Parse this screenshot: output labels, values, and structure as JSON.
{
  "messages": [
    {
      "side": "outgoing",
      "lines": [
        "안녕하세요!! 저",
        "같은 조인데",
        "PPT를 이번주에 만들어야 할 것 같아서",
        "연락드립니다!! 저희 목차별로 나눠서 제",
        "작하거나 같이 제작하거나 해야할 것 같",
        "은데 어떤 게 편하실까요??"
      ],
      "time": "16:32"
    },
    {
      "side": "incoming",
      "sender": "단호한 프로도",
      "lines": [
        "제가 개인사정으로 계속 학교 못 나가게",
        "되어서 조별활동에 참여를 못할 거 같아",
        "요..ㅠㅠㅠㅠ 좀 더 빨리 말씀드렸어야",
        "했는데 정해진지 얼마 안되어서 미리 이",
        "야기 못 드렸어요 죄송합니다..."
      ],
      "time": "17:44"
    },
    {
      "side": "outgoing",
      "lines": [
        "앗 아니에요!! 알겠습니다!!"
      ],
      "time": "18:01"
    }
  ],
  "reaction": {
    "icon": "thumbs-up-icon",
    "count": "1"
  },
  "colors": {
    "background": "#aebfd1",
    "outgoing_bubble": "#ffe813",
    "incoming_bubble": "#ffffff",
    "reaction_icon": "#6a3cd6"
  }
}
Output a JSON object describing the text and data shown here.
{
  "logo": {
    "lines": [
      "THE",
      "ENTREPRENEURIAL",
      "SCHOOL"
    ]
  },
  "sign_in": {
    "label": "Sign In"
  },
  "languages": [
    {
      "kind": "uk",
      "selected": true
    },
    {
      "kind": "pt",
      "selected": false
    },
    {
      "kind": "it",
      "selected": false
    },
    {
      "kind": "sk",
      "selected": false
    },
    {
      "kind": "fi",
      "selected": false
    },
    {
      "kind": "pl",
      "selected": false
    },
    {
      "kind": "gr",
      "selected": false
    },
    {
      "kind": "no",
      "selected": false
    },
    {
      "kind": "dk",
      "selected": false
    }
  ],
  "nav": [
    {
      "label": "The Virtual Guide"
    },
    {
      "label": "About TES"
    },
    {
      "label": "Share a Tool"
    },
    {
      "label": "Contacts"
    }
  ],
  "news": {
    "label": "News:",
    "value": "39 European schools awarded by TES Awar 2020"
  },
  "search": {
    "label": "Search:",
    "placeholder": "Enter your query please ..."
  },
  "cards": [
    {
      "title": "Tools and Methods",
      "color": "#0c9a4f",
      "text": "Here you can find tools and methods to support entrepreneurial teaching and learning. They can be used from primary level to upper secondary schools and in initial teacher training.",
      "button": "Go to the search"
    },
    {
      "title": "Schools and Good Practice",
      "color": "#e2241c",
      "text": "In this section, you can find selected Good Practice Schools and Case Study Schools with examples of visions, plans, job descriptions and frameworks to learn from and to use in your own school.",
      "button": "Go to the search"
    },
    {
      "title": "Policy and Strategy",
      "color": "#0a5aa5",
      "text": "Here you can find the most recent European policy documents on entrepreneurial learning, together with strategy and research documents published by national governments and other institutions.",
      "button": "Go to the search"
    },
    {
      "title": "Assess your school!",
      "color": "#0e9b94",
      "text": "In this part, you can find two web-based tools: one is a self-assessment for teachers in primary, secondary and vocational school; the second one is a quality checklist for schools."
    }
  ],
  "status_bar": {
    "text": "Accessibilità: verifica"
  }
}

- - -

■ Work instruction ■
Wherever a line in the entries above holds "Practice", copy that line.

■ Task result ■
      "title": "Schools and Good Practice",
      "text": "In this section, you can find selected Good Practice Schools and Case Study Schools with examples of visions, plans, job descriptions and frameworks to learn from and to use in your own school.",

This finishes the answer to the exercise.